The red headed stepchild of the Mario franchise. A game heralded by few as a great game or maybe even their favorite mario game in the series. This thought process has eluded me for years after only seeing it first hand a few times and hearing my best friend’s unending praise for the title.
Super Mario Sunshine starts off innocently enough, as Mario and Princess Toadstool (Now going under the name Peach) on a flight to the tropical Island of Delfino for a vacation. Then, suddenly, the plane crashes and Mario has to deal with a island that is polluted with a shadow version of himself (who more resembles a water like state and not a dark shadowy figure) and is mucking up his good name by painting graffiti and doing just all around no-good-nick type activities.
The Island of Delphino is actually amazingly bright and vibrant. The color saturation is beautiful and it really does feel like a vacation spot. The musical soundtrack consists of jamaican like steel drum beats and the water and sand really do feel like you can throw on a swimsuit and shades and sip Pina-Coladas by the shore and just take in the breathtaking ambiance of the island.
Sadly, I find that the best part of this at times platformer. The levels don’t feel varied enough to warrant a full game set here. You have tropical getaway local, other tropical getaway local, ,tropical getaway local at the boat depot, tropical getaway local at sunset (but basically takes place inside the hotel/casino and an amusement park. The amusement park is easily the best/most fun level in the game. The boss fight against….ugh… Bowser jr. (I’ll get to my absolute disdain of this character later) but fighting Junior on a rollercoaster while throwing rockets at him is an absolute blast. I had so much fun looping and tossing rockets while trying to lead the rocket a bit and make sure it hits it’s intended target while moving in a on-rails cart was just a enjoyable time. It makes for one of the best boss fights in any Mario game in the series.
Beyond that, I just didn’t find most of the levels very fun and really just wanted to be done with the game.
The control of mario was decent but I feel like it was a step...not backwards, but sideways, in a sense from Super Mario 64, its predecessor. The long jump has been replaced with a tummy slide, and the “addition” of Fludd is unenjoyable for most of the game. The hover nozzle is the only real one you use, unless you have to point and shoot or run and shoot Shadow Mario. I struggled with the point and shoot nozzle mechanics for most of the game. Having the pressure sensitive half click/full click of the Gamecube controller doesn’t emulate very well, and after resetting up the controls specifically for that game, it was much easier. Still. Being environmentally friendly Mario: The Game is not really that enjoyable. They lean hot and heavy into the “clean up our town” in the early stages of the game, which is why it drove me off so fast when it launched. But now playing through it, the later stages become much less about that and more about challenging platforming and playing around with camera angles to get a different perspective.
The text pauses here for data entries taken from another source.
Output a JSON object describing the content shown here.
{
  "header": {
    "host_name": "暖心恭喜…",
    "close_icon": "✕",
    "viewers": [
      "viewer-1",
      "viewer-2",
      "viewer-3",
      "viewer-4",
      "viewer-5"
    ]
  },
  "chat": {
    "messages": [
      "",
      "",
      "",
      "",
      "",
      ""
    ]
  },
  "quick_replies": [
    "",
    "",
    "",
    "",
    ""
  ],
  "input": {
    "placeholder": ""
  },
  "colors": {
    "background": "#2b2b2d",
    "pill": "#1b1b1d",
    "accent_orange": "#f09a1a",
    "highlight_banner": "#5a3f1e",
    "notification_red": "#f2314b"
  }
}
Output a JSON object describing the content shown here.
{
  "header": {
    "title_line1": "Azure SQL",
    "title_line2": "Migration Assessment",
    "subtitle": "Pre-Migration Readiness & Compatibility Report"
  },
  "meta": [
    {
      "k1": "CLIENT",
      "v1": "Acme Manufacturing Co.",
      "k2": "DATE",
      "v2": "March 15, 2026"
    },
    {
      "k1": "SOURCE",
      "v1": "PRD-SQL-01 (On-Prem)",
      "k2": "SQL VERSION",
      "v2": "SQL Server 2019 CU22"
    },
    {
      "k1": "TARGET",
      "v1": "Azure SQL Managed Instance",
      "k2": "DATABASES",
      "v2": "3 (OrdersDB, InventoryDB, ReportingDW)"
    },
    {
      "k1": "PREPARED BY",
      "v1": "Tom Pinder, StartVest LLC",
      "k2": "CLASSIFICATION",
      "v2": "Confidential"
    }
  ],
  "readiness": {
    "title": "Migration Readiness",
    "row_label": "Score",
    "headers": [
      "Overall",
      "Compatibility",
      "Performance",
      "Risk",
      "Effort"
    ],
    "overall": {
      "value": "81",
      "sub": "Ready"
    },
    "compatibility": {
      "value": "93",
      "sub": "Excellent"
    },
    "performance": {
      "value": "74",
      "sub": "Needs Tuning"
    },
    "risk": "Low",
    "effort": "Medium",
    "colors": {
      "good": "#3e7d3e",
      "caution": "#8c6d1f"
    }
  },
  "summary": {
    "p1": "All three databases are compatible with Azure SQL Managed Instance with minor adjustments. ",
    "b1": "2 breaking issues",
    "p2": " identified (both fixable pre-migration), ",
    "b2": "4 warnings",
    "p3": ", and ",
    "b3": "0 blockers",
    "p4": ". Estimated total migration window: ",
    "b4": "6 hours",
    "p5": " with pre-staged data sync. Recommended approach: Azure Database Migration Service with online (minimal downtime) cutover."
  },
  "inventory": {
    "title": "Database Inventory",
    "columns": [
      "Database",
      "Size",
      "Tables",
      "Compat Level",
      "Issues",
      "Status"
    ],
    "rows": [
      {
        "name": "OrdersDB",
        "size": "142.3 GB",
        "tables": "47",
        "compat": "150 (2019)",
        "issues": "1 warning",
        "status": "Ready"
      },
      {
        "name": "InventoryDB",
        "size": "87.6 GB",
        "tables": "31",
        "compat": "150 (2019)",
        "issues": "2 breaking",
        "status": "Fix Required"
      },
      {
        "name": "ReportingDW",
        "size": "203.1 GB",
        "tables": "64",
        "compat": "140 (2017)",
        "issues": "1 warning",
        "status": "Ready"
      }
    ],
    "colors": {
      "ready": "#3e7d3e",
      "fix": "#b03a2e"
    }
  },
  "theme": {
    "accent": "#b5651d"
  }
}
I really wish it was more balanced, I feel I would have given this game a better chance had I know “just stick with it, it gets better”.
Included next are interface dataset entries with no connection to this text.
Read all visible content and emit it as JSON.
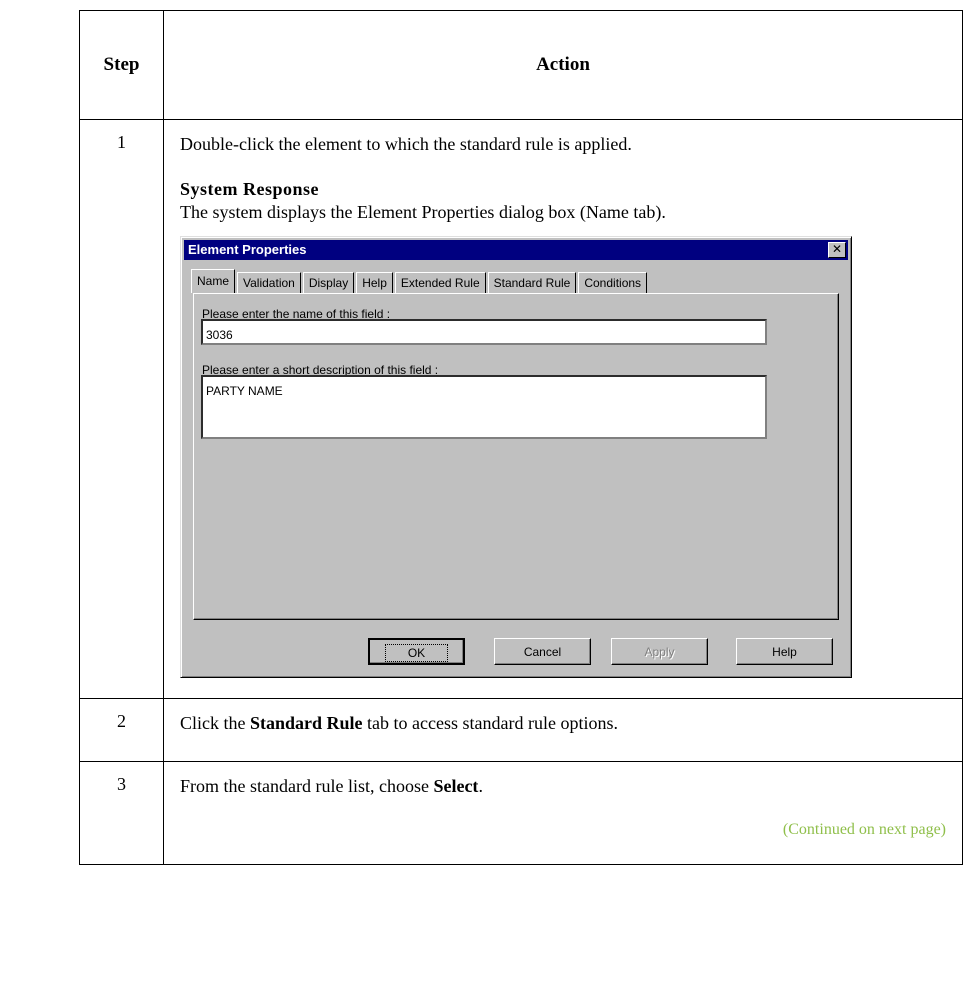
{
  "table": {
    "header": {
      "step": "Step",
      "action": "Action"
    },
    "rows": [
      {
        "step": "1",
        "instruction": "Double-click the element to which the standard rule is applied.",
        "system_response_heading": "System Response",
        "system_response_text": "The system displays the Element Properties dialog box (Name tab)."
      },
      {
        "step": "2",
        "text_before": "Click the ",
        "bold": "Standard Rule",
        "text_after": " tab to access standard rule options."
      },
      {
        "step": "3",
        "text_before": "From the standard rule list, choose ",
        "bold": "Select",
        "text_after": "."
      }
    ],
    "continued_note": "(Continued on next page)"
  },
  "dialog": {
    "title": "Element Properties",
    "close_glyph": "✕",
    "tabs": [
      "Name",
      "Validation",
      "Display",
      "Help",
      "Extended Rule",
      "Standard Rule",
      "Conditions"
    ],
    "active_tab": "Name",
    "name_label": "Please enter the name of this field :",
    "name_value": "3036",
    "desc_label": "Please enter a short description of this field :",
    "desc_value": "PARTY NAME",
    "buttons": {
      "ok": "OK",
      "cancel": "Cancel",
      "apply": "Apply",
      "help": "Help"
    }
  },
  "colors": {
    "titlebar": "#000080",
    "dialog_bg": "#c0c0c0",
    "continued": "#8fbf4a"
  }
}
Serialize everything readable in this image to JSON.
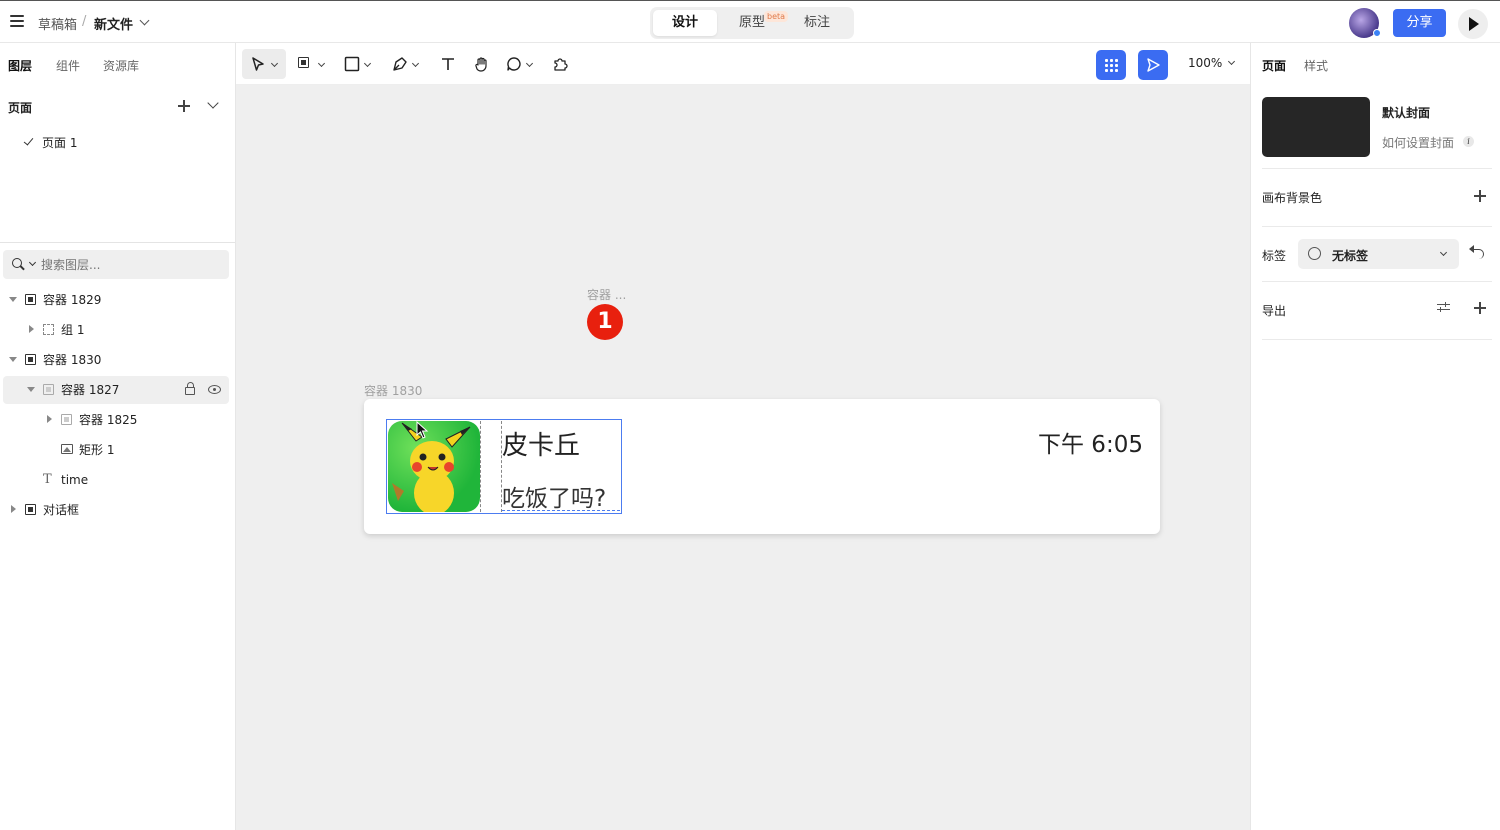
{
  "topbar": {
    "breadcrumb_root": "草稿箱",
    "breadcrumb_sep": "/",
    "file_name": "新文件",
    "modes": [
      {
        "label": "设计",
        "active": true
      },
      {
        "label": "原型",
        "active": false
      },
      {
        "label": "标注",
        "active": false
      }
    ],
    "beta_badge": "beta",
    "share_label": "分享"
  },
  "left_panel": {
    "tabs": [
      "图层",
      "组件",
      "资源库"
    ],
    "pages_header": "页面",
    "pages": [
      "页面 1"
    ],
    "search_placeholder": "搜索图层...",
    "layers": [
      {
        "label": "容器 1829",
        "depth": 0,
        "expanded": true,
        "icon": "frame-icon"
      },
      {
        "label": "组 1",
        "depth": 1,
        "expanded": false,
        "icon": "group-icon"
      },
      {
        "label": "容器 1830",
        "depth": 0,
        "expanded": true,
        "icon": "frame-icon"
      },
      {
        "label": "容器 1827",
        "depth": 1,
        "expanded": true,
        "icon": "frame-icon",
        "selected": true
      },
      {
        "label": "容器 1825",
        "depth": 2,
        "expanded": false,
        "icon": "frame-icon"
      },
      {
        "label": "矩形 1",
        "depth": 2,
        "icon": "image-icon"
      },
      {
        "label": "time",
        "depth": 1,
        "icon": "text-icon"
      },
      {
        "label": "对话框",
        "depth": 0,
        "expanded": false,
        "icon": "frame-icon"
      }
    ]
  },
  "toolbar": {
    "zoom": "100%",
    "accent": "#3b6cf2"
  },
  "canvas": {
    "frame_label_top": "容器 ...",
    "badge_number": "1",
    "frame_label_card": "容器 1830",
    "card": {
      "name": "皮卡丘",
      "message": "吃饭了吗?",
      "time": "下午 6:05"
    }
  },
  "right_panel": {
    "tabs": [
      "页面",
      "样式"
    ],
    "cover_title": "默认封面",
    "cover_link": "如何设置封面",
    "canvas_bg_label": "画布背景色",
    "tag_label": "标签",
    "tag_value": "无标签",
    "export_label": "导出"
  },
  "help_label": "?"
}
The controls are a little messy, it doesn’t feel as tight and precise as it did with Mario 64. Fludd adds a few fun elements to the controlling of Mario, but feels a lot like a gimmick more than anything. Hovering helps when you need to platform, but that is only good because the camera is absolutely lousy. I have not had such a hard time with a camera… maybe ever. I’m actually struggling to figure out a more infuriating camera for a 3D game. Resident Evil/Batman Dark Tomorrow comes close, but that is only because I had static cameras that change and cause the controls to invert when the camera angle changes.
The bad guy list…
In what felt like a fever dream of bad ideas, this game decided to throw a Shadow Version of Mario in the mix with Bowser/Bowser Jr.
Shadow Mario: He is not a shadow, he is a Water Mario (since this game feels like it needed to revolve around water) Anyway he is the actual villain of this game, You “fight” him throughout the entire game, And when I say “fight” I say that because you don’t really fight him, you spray him with water until he falls down and walk up to him then he goes away, rinse and repeat throughout the game, then he just straight up disappears and is not heard from again. No rhyme or reason for him to be in this game at all. He, at best, is a minor annoyance, but gates your progress of the game throughout.
Bowser/Bowser Jr: The actual actual villain of this game. This game has no sense of who it’s villain should be. Bowser/jr show up and try to kidnap Princess Toadstool, and then do so and you have to fight them as they take a bath together at the end. Weird. Bowser’s size changes throughout the entire Mario series, sometimes he’s slightly larger than Mario, sometimes he’s the size of a house, sometimes he’s the size of a small gas-like planet. I actually don’t really have that big of a problem with it, but it’s just weird and inconsistent and is never brought up or explained.